SEOUL – SEOUL, South KoreaSouth Korea’s government said Wednesday that it will press charges against two activist groups that have been floating anti-Pyongyang leaflets and bottles filled with rice to North Korea.
Any action against the groups is likely to trigger a debate over freedom of expression in South Korea, and whether President Moon Jae-in’s liberal government is sacrificing democratic principles to keep alive his ambitions for inter-Korean engagement.
The announcement by Seoul’s Unification Ministry came a day after North Korea said it was cutting off all communication channels with South Korea over its inability to prevent North Korean defectors and other activists from flying the leaflets across the border.

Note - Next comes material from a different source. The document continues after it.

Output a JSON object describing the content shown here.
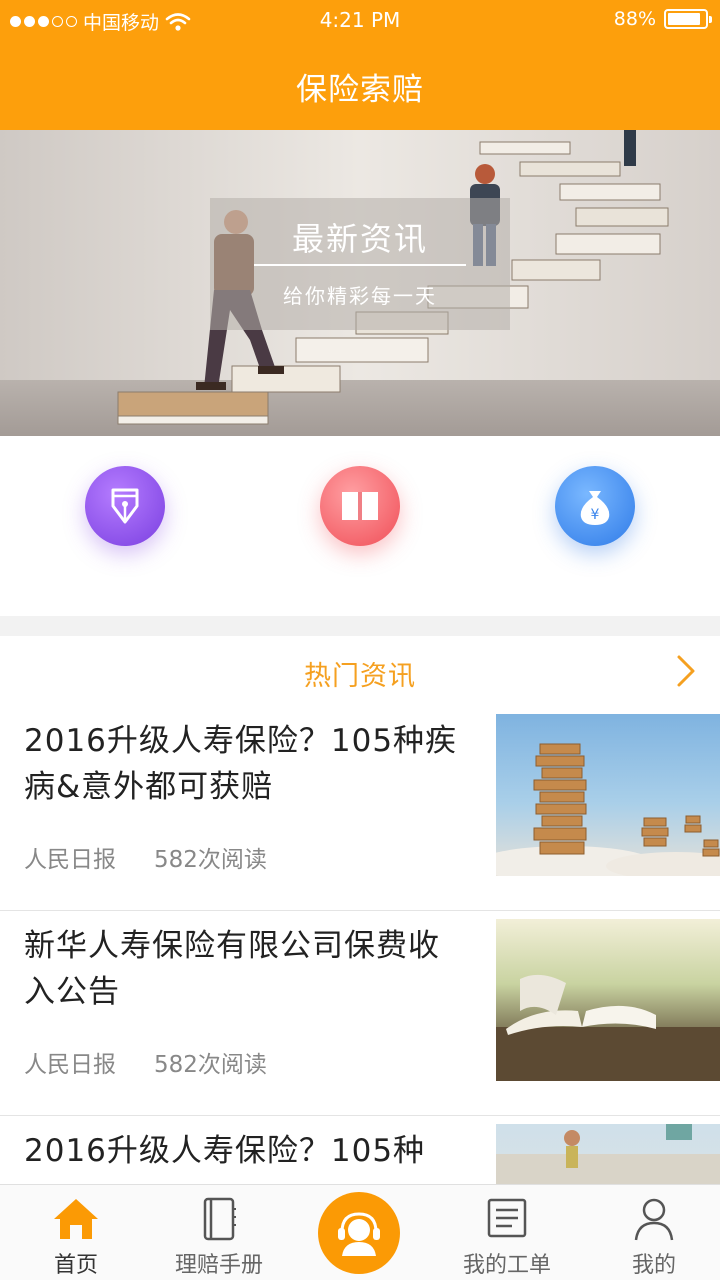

One of the targeted defector-activists condemned what he described as a “treacherous” move by Seoul and vowed to launch even more leaflets across the border in coming weeks, using not only balloons but also drones.
Yoh Sang-key, the ministry’s spokesman, told reporters the two organizations facing charges had “created tensions between the South and North and brought danger to the lives and safety of (South Korean) residents in border areas.”
The ministry said last week that the government would push new laws to ban activists from flying the leaflets across the border, after the North threatened to end an inter-Korean military agreement reached in 2018 to reduce tensions if Seoul failed to prevent the protests.
Aside from severing government and military communication channels, the North also said it would permanently shut down a liaison office and a factory park in the border town of Kaesong, which have been major symbols of reconciliation.
For years, activists have floated huge balloons into North Korea carrying leaflets criticizing leader Kim Jong Un over his nuclear ambitions and dismal human rights record. The leafleting has sometimes triggered a furious response from North Korea, which bristles at any attempt to undermine its leadership.